- A game plan – you may laugh, but a lesson plan is something that can save your class from devolving into chaos, and yet it is one of the things most people swear they don’t need. A proper school/university in your home country would demand lesson plans from you in advance – why should you treat this job any differently? Plan your class and when you’re done – plan some more. The golden rule of thumb – if you teach for 35 minutes, plan for 45.
The First Day
The first time I was in a classroom, I had nothing. I was told we were going to look at a school. About ten minutes after we got there, I was ushered towards a classroom and told ‘You’ll teach in 5 minutes’.
‘Teach what?’ I asked, completely flabbergasted and clueless.
‘Anything you like’, was the answer and then I was pushed through the door.
Forty pairs of eyes stared at me curiously and I had to fight back the urge to jump out the window (the door was blocked by curious local teachers who wanted to see what I was going to do). ‘Hello,’ I said shakily, and as one, they chorused back, ‘Hello!’
‘How are you?’ I ventured.
They parroted back: ‘I’m fine thank you and you?’

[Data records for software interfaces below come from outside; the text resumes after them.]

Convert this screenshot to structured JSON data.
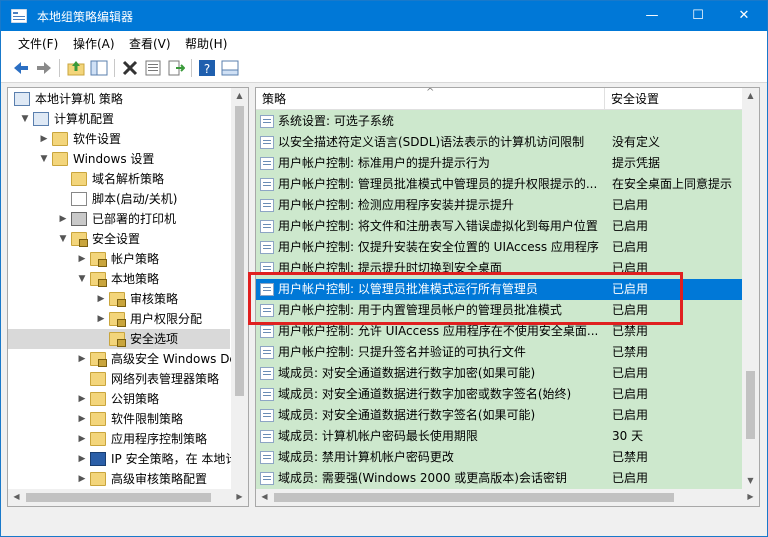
{
  "window": {
    "title": "本地组策略编辑器",
    "accent": "#0078d7",
    "minimize_glyph": "—",
    "maximize_glyph": "☐",
    "close_glyph": "✕"
  },
  "menu": [
    "文件(F)",
    "操作(A)",
    "查看(V)",
    "帮助(H)"
  ],
  "toolbar_icons": [
    "back-icon",
    "forward-icon",
    "up-folder-icon",
    "show-hide-tree-icon",
    "delete-icon",
    "properties-icon",
    "export-icon",
    "help-icon",
    "view-icon"
  ],
  "tree": [
    {
      "label": "本地计算机 策略",
      "depth": 0,
      "arrow": "",
      "icon": "computer-policy-icon"
    },
    {
      "label": "计算机配置",
      "depth": 1,
      "arrow": "▼",
      "icon": "computer-config-icon"
    },
    {
      "label": "软件设置",
      "depth": 2,
      "arrow": "▶",
      "icon": "folder-icon"
    },
    {
      "label": "Windows 设置",
      "depth": 2,
      "arrow": "▼",
      "icon": "folder-icon"
    },
    {
      "label": "域名解析策略",
      "depth": 3,
      "arrow": "",
      "icon": "folder-icon"
    },
    {
      "label": "脚本(启动/关机)",
      "depth": 3,
      "arrow": "",
      "icon": "script-icon"
    },
    {
      "label": "已部署的打印机",
      "depth": 3,
      "arrow": "▶",
      "icon": "printer-icon"
    },
    {
      "label": "安全设置",
      "depth": 3,
      "arrow": "▼",
      "icon": "security-folder-icon"
    },
    {
      "label": "帐户策略",
      "depth": 4,
      "arrow": "▶",
      "icon": "security-folder-icon"
    },
    {
      "label": "本地策略",
      "depth": 4,
      "arrow": "▼",
      "icon": "security-folder-icon"
    },
    {
      "label": "审核策略",
      "depth": 5,
      "arrow": "▶",
      "icon": "security-folder-icon"
    },
    {
      "label": "用户权限分配",
      "depth": 5,
      "arrow": "▶",
      "icon": "security-folder-icon"
    },
    {
      "label": "安全选项",
      "depth": 5,
      "arrow": "",
      "icon": "security-folder-icon"
    },
    {
      "label": "高级安全 Windows De",
      "depth": 4,
      "arrow": "▶",
      "icon": "firewall-folder-icon"
    },
    {
      "label": "网络列表管理器策略",
      "depth": 4,
      "arrow": "",
      "icon": "folder-icon"
    },
    {
      "label": "公钥策略",
      "depth": 4,
      "arrow": "▶",
      "icon": "folder-icon"
    },
    {
      "label": "软件限制策略",
      "depth": 4,
      "arrow": "▶",
      "icon": "folder-icon"
    },
    {
      "label": "应用程序控制策略",
      "depth": 4,
      "arrow": "▶",
      "icon": "folder-icon"
    },
    {
      "label": "IP 安全策略，在 本地计",
      "depth": 4,
      "arrow": "▶",
      "icon": "ip-security-icon"
    },
    {
      "label": "高级审核策略配置",
      "depth": 4,
      "arrow": "▶",
      "icon": "folder-icon"
    }
  ],
  "columns": {
    "policy": "策略",
    "setting": "安全设置"
  },
  "sort_glyph": "^",
  "rows": [
    {
      "policy": "系统设置: 可选子系统",
      "setting": ""
    },
    {
      "policy": "以安全描述符定义语言(SDDL)语法表示的计算机访问限制",
      "setting": "没有定义"
    },
    {
      "policy": "用户帐户控制: 标准用户的提升提示行为",
      "setting": "提示凭据"
    },
    {
      "policy": "用户帐户控制: 管理员批准模式中管理员的提升权限提示的...",
      "setting": "在安全桌面上同意提示"
    },
    {
      "policy": "用户帐户控制: 检测应用程序安装并提示提升",
      "setting": "已启用"
    },
    {
      "policy": "用户帐户控制: 将文件和注册表写入错误虚拟化到每用户位置",
      "setting": "已启用"
    },
    {
      "policy": "用户帐户控制: 仅提升安装在安全位置的 UIAccess 应用程序",
      "setting": "已启用"
    },
    {
      "policy": "用户帐户控制: 提示提升时切换到安全桌面",
      "setting": "已启用"
    },
    {
      "policy": "用户帐户控制: 以管理员批准模式运行所有管理员",
      "setting": "已启用"
    },
    {
      "policy": "用户帐户控制: 用于内置管理员帐户的管理员批准模式",
      "setting": "已启用"
    },
    {
      "policy": "用户帐户控制: 允许 UIAccess 应用程序在不使用安全桌面...",
      "setting": "已禁用"
    },
    {
      "policy": "用户帐户控制: 只提升签名并验证的可执行文件",
      "setting": "已禁用"
    },
    {
      "policy": "域成员: 对安全通道数据进行数字加密(如果可能)",
      "setting": "已启用"
    },
    {
      "policy": "域成员: 对安全通道数据进行数字加密或数字签名(始终)",
      "setting": "已启用"
    },
    {
      "policy": "域成员: 对安全通道数据进行数字签名(如果可能)",
      "setting": "已启用"
    },
    {
      "policy": "域成员: 计算机帐户密码最长使用期限",
      "setting": "30 天"
    },
    {
      "policy": "域成员: 禁用计算机帐户密码更改",
      "setting": "已禁用"
    },
    {
      "policy": "域成员: 需要强(Windows 2000 或更高版本)会话密钥",
      "setting": "已启用"
    }
  ]
}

Aaaaaaand that was it – I was tapped out. I wracked my brain frantically, trying to figure out where to go from there. I grabbed a piece of chalk and began nervously sketching animals on the blackboard. The children watched me with bright, interested eyes, and to my shock – and relief – they began calling out the names.
Oh, thank the gods, we had a starting point! I drew a big house, about a dozen more animals and set about teaching them about the English word ‘pet’ and whether or not they had one. By the time we had established that the triangle sitting on top of the square on the blackboard was indeed supposed to be their apartment and not my house back in Canada, the bell rang and they charged out of the room. I collapsed, limp as a wet dishrag and completely exhausted from 40 minutes of tension-filled terror and scrabbling to fill time.

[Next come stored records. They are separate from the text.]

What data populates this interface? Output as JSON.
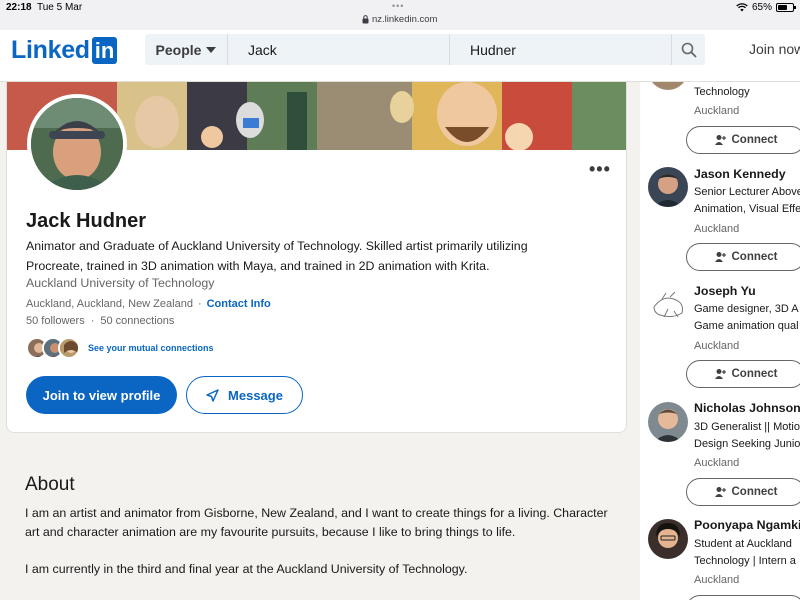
{
  "status_bar": {
    "time": "22:18",
    "date": "Tue 5 Mar",
    "url": "nz.linkedin.com",
    "battery": "65%"
  },
  "header": {
    "logo_text": "Linked",
    "logo_box": "in",
    "search_type": "People",
    "first_name": "Jack",
    "last_name": "Hudner",
    "join_now": "Join now"
  },
  "profile": {
    "name": "Jack Hudner",
    "headline": "Animator and Graduate of Auckland University of Technology. Skilled artist primarily utilizing Procreate, trained in 3D animation with Maya, and trained in 2D animation with Krita.",
    "school": "Auckland University of Technology",
    "location": "Auckland, Auckland, New Zealand",
    "separator": "·",
    "contact_info": "Contact Info",
    "followers": "50 followers",
    "connections": "50 connections",
    "mutual": "See your mutual connections",
    "join_button": "Join to view profile",
    "message_button": "Message"
  },
  "about": {
    "title": "About",
    "p1": "I am an artist and animator from Gisborne, New Zealand, and I want to create things for a living. Character art and character animation are my favourite pursuits, because I like to bring things to life.",
    "p2": "I am currently in the third and final year at the Auckland University of Technology."
  },
  "sidebar": {
    "connect_label": "Connect",
    "people": [
      {
        "name": "",
        "title_lines": [
          "Technology"
        ],
        "location": "Auckland"
      },
      {
        "name": "Jason Kennedy",
        "title_lines": [
          "Senior Lecturer Above",
          "Animation, Visual Effe"
        ],
        "location": "Auckland"
      },
      {
        "name": "Joseph Yu",
        "title_lines": [
          "Game designer, 3D A",
          "Game animation qual"
        ],
        "location": "Auckland"
      },
      {
        "name": "Nicholas Johnson",
        "title_lines": [
          "3D Generalist || Motio",
          "Design Seeking Junio"
        ],
        "location": "Auckland"
      },
      {
        "name": "Poonyapa Ngamki",
        "title_lines": [
          "Student at Auckland",
          "Technology | Intern a"
        ],
        "location": "Auckland"
      }
    ]
  },
  "colors": {
    "brand": "#0a66c2",
    "background": "#f4f2ee"
  }
}
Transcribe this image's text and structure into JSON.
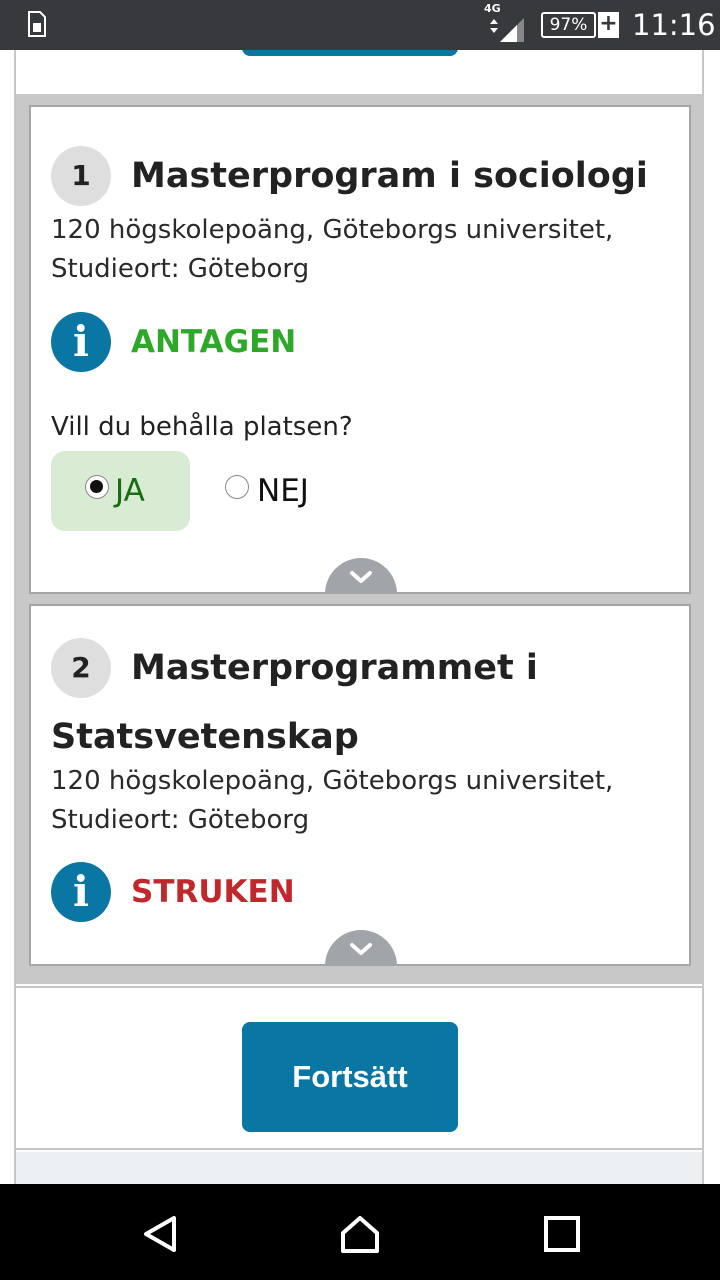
{
  "status_bar": {
    "network": "4G",
    "battery": "97%",
    "battery_plus": "+",
    "time": "11:16"
  },
  "applications": [
    {
      "number": "1",
      "title": "Masterprogram i sociologi",
      "title_line2": "",
      "credits_line": "120 högskolepoäng, Göteborgs universitet,",
      "location_line": "Studieort: Göteborg",
      "status": "ANTAGEN",
      "question": "Vill du behålla platsen?",
      "options": [
        {
          "label": "JA",
          "selected": true
        },
        {
          "label": "NEJ",
          "selected": false
        }
      ]
    },
    {
      "number": "2",
      "title": "Masterprogrammet i",
      "title_line2": "Statsvetenskap",
      "credits_line": "120 högskolepoäng, Göteborgs universitet,",
      "location_line": "Studieort: Göteborg",
      "status": "STRUKEN"
    }
  ],
  "continue_button": "Fortsätt",
  "colors": {
    "accent": "#0a76a4",
    "accepted": "#2ea829",
    "rejected": "#c0282b",
    "selected_option_bg": "#d7ecd3"
  }
}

One of the local teachers eventually detached herself from the group and came over to me. She had a sympathetic look on her face and she held out her hand to me, saying, ‘Would you like me to help you?’
I swear, I burst into tears and begged for her guidance.Thus began the next three months of her teaching me how to teach.
Now, I was lucky. Not everyone gets a local teacher kind enough – and brave enough – to walk up to the foreigner and offer their help. Most of the time, the local teachers take time to warm up to us because we come across as intimidating. In many cases, we’re physically bigger than they are, and we speak English fluently – which makes them nervous about heir own ability. Chances are, unless they’ve dealt with a foreign teacher in their school previously, they’re going to be wary around you until you prove you’re there as an actual teacher, and not just a paycheck-surfer, traveling from place to place and teaching just to earn some spending money.
Come prepared to handle everything on your own, and be happy and grateful if someone guides you along the way. A simple chant, a get-to-know-you game, something that gets students opening their mouths and moving along (TBR / TPR = total body response / total physical response). Get them to practice simple commands you’re going to need them to know in a modified Simon Says – raise your hand, stand up, sit down etc. It will make your life so much easier in the long run, and you won’t need any translating done.
Most importantly, smile! Have fun with these kids! They will love you automatically, and they want to do whatever you want to do! If you’re not having fun, chances are neither are they. So check your dignity at the door and get in there!